Reproduce the data that follows in its entirety, character for character.

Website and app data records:
⟨
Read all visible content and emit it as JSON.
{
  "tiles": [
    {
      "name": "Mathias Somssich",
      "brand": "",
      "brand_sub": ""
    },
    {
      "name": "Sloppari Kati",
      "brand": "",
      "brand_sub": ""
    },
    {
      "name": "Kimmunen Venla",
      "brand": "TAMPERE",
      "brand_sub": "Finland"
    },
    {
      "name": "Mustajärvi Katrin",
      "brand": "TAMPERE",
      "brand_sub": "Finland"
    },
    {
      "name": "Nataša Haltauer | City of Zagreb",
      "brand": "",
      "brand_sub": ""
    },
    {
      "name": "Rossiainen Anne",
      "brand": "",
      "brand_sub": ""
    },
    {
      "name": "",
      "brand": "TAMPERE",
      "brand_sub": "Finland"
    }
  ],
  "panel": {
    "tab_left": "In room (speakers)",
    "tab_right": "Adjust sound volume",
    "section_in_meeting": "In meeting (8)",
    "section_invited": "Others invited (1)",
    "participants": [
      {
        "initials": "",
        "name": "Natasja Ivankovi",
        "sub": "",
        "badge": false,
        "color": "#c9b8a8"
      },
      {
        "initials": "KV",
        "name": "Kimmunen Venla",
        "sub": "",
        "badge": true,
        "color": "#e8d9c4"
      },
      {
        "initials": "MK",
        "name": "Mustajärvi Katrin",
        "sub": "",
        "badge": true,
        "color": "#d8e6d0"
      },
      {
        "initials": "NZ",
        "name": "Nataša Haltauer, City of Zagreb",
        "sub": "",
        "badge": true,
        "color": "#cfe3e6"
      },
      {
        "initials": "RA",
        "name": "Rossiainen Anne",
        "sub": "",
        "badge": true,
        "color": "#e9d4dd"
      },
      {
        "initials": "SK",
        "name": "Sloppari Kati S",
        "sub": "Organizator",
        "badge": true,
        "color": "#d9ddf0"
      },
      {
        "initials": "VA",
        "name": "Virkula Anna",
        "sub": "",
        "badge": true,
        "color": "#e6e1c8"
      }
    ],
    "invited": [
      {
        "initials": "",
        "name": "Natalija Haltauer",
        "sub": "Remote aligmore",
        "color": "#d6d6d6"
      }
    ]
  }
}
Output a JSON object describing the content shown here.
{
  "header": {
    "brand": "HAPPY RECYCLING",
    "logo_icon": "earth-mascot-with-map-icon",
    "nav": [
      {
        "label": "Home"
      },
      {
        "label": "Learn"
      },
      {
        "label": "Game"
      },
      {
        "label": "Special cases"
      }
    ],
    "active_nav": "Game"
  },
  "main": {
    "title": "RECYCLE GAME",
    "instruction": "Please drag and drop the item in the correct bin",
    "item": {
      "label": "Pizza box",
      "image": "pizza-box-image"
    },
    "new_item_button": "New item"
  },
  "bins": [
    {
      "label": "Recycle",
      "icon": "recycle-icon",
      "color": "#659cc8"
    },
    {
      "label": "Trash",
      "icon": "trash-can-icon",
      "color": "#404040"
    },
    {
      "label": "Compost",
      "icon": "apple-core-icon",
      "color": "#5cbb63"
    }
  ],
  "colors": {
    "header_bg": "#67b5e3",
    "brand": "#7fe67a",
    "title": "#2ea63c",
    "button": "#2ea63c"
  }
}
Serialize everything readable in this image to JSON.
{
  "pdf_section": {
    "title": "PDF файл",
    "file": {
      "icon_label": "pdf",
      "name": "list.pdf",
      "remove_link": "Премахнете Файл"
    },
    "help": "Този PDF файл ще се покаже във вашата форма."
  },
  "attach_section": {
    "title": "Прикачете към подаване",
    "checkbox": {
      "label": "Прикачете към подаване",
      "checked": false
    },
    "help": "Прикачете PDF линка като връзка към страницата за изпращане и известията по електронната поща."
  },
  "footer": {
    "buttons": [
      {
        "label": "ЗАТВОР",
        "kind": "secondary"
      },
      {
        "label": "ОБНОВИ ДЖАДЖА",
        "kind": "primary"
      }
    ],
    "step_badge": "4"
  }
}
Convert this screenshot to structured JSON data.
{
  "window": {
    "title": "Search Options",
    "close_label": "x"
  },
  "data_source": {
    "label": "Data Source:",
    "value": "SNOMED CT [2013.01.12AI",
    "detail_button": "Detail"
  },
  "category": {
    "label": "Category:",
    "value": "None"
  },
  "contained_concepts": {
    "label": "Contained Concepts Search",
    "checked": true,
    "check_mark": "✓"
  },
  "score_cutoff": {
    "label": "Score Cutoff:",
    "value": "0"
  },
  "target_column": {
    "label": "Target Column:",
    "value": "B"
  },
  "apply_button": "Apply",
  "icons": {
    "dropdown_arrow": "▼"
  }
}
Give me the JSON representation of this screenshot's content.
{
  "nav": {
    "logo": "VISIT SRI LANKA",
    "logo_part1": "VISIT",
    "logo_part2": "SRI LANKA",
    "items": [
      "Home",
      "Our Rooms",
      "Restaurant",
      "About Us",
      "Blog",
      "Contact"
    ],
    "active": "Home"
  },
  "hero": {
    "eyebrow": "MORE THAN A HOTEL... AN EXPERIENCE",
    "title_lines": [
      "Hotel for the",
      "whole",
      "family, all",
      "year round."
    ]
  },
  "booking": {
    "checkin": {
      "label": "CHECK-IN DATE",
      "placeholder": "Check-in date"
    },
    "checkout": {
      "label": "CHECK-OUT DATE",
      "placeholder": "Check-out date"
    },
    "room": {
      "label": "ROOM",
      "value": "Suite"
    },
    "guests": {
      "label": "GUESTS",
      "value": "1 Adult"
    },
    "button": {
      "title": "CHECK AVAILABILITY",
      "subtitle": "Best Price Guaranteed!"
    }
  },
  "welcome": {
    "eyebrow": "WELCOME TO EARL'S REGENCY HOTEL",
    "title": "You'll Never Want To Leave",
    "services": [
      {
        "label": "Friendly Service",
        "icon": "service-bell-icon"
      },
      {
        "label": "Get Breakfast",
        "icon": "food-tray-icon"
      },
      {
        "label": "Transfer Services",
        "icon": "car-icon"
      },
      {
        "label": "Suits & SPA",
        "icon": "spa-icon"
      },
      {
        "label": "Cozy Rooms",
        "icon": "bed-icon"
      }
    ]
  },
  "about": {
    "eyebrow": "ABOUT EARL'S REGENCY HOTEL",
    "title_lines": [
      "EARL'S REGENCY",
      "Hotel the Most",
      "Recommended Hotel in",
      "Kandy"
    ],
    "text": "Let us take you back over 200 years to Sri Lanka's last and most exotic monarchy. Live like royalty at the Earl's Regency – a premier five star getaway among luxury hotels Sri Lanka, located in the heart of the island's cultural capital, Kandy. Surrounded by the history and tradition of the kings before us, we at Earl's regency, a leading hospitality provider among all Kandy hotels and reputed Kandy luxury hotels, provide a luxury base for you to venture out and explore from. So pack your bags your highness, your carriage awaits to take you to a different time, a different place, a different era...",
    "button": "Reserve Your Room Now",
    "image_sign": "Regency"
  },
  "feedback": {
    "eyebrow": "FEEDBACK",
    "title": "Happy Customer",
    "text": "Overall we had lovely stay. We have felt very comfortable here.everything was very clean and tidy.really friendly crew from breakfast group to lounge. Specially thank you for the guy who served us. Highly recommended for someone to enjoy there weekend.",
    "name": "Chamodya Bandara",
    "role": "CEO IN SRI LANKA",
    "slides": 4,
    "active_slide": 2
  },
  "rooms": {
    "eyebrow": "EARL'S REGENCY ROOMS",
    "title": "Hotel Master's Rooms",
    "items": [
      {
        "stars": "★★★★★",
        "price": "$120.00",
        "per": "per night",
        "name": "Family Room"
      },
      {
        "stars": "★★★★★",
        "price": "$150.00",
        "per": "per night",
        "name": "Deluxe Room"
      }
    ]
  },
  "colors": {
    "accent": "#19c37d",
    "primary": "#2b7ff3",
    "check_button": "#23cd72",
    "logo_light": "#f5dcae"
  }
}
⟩
=== Exercise response ===
Read all visible content and emit it as JSON.
{
  "tiles": [
    {
      "name": "Mathias Somssich",
      "brand": "",
      "brand_sub": ""
    },
    {
      "name": "Sloppari Kati",
      "brand": "",
      "brand_sub": ""
    },
    {
      "name": "Kimmunen Venla",
      "brand": "TAMPERE",
      "brand_sub": "Finland"
    },
    {
      "name": "Mustajärvi Katrin",
      "brand": "TAMPERE",
      "brand_sub": "Finland"
    },
    {
      "name": "Nataša Haltauer | City of Zagreb",
      "brand": "",
      "brand_sub": ""
    },
    {
      "name": "Rossiainen Anne",
      "brand": "",
      "brand_sub": ""
    },
    {
      "name": "",
      "brand": "TAMPERE",
      "brand_sub": "Finland"
    }
  ],
  "panel": {
    "tab_left": "In room (speakers)",
    "tab_right": "Adjust sound volume",
    "section_in_meeting": "In meeting (8)",
    "section_invited": "Others invited (1)",
    "participants": [
      {
        "initials": "",
        "name": "Natasja Ivankovi",
        "sub": "",
        "badge": false,
        "color": "#c9b8a8"
      },
      {
        "initials": "KV",
        "name": "Kimmunen Venla",
        "sub": "",
        "badge": true,
        "color": "#e8d9c4"
      },
      {
        "initials": "MK",
        "name": "Mustajärvi Katrin",
        "sub": "",
        "badge": true,
        "color": "#d8e6d0"
      },
      {
        "initials": "NZ",
        "name": "Nataša Haltauer, City of Zagreb",
        "sub": "",
        "badge": true,
        "color": "#cfe3e6"
      },
      {
        "initials": "RA",
        "name": "Rossiainen Anne",
        "sub": "",
        "badge": true,
        "color": "#e9d4dd"
      },
      {
        "initials": "SK",
        "name": "Sloppari Kati S",
        "sub": "Organizator",
        "badge": true,
        "color": "#d9ddf0"
      },
      {
        "initials": "VA",
        "name": "Virkula Anna",
        "sub": "",
        "badge": true,
        "color": "#e6e1c8"
      }
    ],
    "invited": [
      {
        "initials": "",
        "name": "Natalija Haltauer",
        "sub": "Remote aligmore",
        "color": "#d6d6d6"
      }
    ]
  }
}
Output a JSON object describing the content shown here.
{
  "header": {
    "brand": "HAPPY RECYCLING",
    "logo_icon": "earth-mascot-with-map-icon",
    "nav": [
      {
        "label": "Home"
      },
      {
        "label": "Learn"
      },
      {
        "label": "Game"
      },
      {
        "label": "Special cases"
      }
    ],
    "active_nav": "Game"
  },
  "main": {
    "title": "RECYCLE GAME",
    "instruction": "Please drag and drop the item in the correct bin",
    "item": {
      "label": "Pizza box",
      "image": "pizza-box-image"
    },
    "new_item_button": "New item"
  },
  "bins": [
    {
      "label": "Recycle",
      "icon": "recycle-icon",
      "color": "#659cc8"
    },
    {
      "label": "Trash",
      "icon": "trash-can-icon",
      "color": "#404040"
    },
    {
      "label": "Compost",
      "icon": "apple-core-icon",
      "color": "#5cbb63"
    }
  ],
  "colors": {
    "header_bg": "#67b5e3",
    "brand": "#7fe67a",
    "title": "#2ea63c",
    "button": "#2ea63c"
  }
}
Serialize everything readable in this image to JSON.
{
  "pdf_section": {
    "title": "PDF файл",
    "file": {
      "icon_label": "pdf",
      "name": "list.pdf",
      "remove_link": "Премахнете Файл"
    },
    "help": "Този PDF файл ще се покаже във вашата форма."
  },
  "attach_section": {
    "title": "Прикачете към подаване",
    "checkbox": {
      "label": "Прикачете към подаване",
      "checked": false
    },
    "help": "Прикачете PDF линка като връзка към страницата за изпращане и известията по електронната поща."
  },
  "footer": {
    "buttons": [
      {
        "label": "ЗАТВОР",
        "kind": "secondary"
      },
      {
        "label": "ОБНОВИ ДЖАДЖА",
        "kind": "primary"
      }
    ],
    "step_badge": "4"
  }
}
Convert this screenshot to structured JSON data.
{
  "window": {
    "title": "Search Options",
    "close_label": "x"
  },
  "data_source": {
    "label": "Data Source:",
    "value": "SNOMED CT [2013.01.12AI",
    "detail_button": "Detail"
  },
  "category": {
    "label": "Category:",
    "value": "None"
  },
  "contained_concepts": {
    "label": "Contained Concepts Search",
    "checked": true,
    "check_mark": "✓"
  },
  "score_cutoff": {
    "label": "Score Cutoff:",
    "value": "0"
  },
  "target_column": {
    "label": "Target Column:",
    "value": "B"
  },
  "apply_button": "Apply",
  "icons": {
    "dropdown_arrow": "▼"
  }
}
Give me the JSON representation of this screenshot's content.
{
  "nav": {
    "logo": "VISIT SRI LANKA",
    "logo_part1": "VISIT",
    "logo_part2": "SRI LANKA",
    "items": [
      "Home",
      "Our Rooms",
      "Restaurant",
      "About Us",
      "Blog",
      "Contact"
    ],
    "active": "Home"
  },
  "hero": {
    "eyebrow": "MORE THAN A HOTEL... AN EXPERIENCE",
    "title_lines": [
      "Hotel for the",
      "whole",
      "family, all",
      "year round."
    ]
  },
  "booking": {
    "checkin": {
      "label": "CHECK-IN DATE",
      "placeholder": "Check-in date"
    },
    "checkout": {
      "label": "CHECK-OUT DATE",
      "placeholder": "Check-out date"
    },
    "room": {
      "label": "ROOM",
      "value": "Suite"
    },
    "guests": {
      "label": "GUESTS",
      "value": "1 Adult"
    },
    "button": {
      "title": "CHECK AVAILABILITY",
      "subtitle": "Best Price Guaranteed!"
    }
  },
  "welcome": {
    "eyebrow": "WELCOME TO EARL'S REGENCY HOTEL",
    "title": "You'll Never Want To Leave",
    "services": [
      {
        "label": "Friendly Service",
        "icon": "service-bell-icon"
      },
      {
        "label": "Get Breakfast",
        "icon": "food-tray-icon"
      },
      {
        "label": "Transfer Services",
        "icon": "car-icon"
      },
      {
        "label": "Suits & SPA",
        "icon": "spa-icon"
      },
      {
        "label": "Cozy Rooms",
        "icon": "bed-icon"
      }
    ]
  },
  "about": {
    "eyebrow": "ABOUT EARL'S REGENCY HOTEL",
    "title_lines": [
      "EARL'S REGENCY",
      "Hotel the Most",
      "Recommended Hotel in",
      "Kandy"
    ],
    "text": "Let us take you back over 200 years to Sri Lanka's last and most exotic monarchy. Live like royalty at the Earl's Regency – a premier five star getaway among luxury hotels Sri Lanka, located in the heart of the island's cultural capital, Kandy. Surrounded by the history and tradition of the kings before us, we at Earl's regency, a leading hospitality provider among all Kandy hotels and reputed Kandy luxury hotels, provide a luxury base for you to venture out and explore from. So pack your bags your highness, your carriage awaits to take you to a different time, a different place, a different era...",
    "button": "Reserve Your Room Now",
    "image_sign": "Regency"
  },
  "feedback": {
    "eyebrow": "FEEDBACK",
    "title": "Happy Customer",
    "text": "Overall we had lovely stay. We have felt very comfortable here.everything was very clean and tidy.really friendly crew from breakfast group to lounge. Specially thank you for the guy who served us. Highly recommended for someone to enjoy there weekend.",
    "name": "Chamodya Bandara",
    "role": "CEO IN SRI LANKA",
    "slides": 4,
    "active_slide": 2
  },
  "rooms": {
    "eyebrow": "EARL'S REGENCY ROOMS",
    "title": "Hotel Master's Rooms",
    "items": [
      {
        "stars": "★★★★★",
        "price": "$120.00",
        "per": "per night",
        "name": "Family Room"
      },
      {
        "stars": "★★★★★",
        "price": "$150.00",
        "per": "per night",
        "name": "Deluxe Room"
      }
    ]
  },
  "colors": {
    "accent": "#19c37d",
    "primary": "#2b7ff3",
    "check_button": "#23cd72",
    "logo_light": "#f5dcae"
  }
}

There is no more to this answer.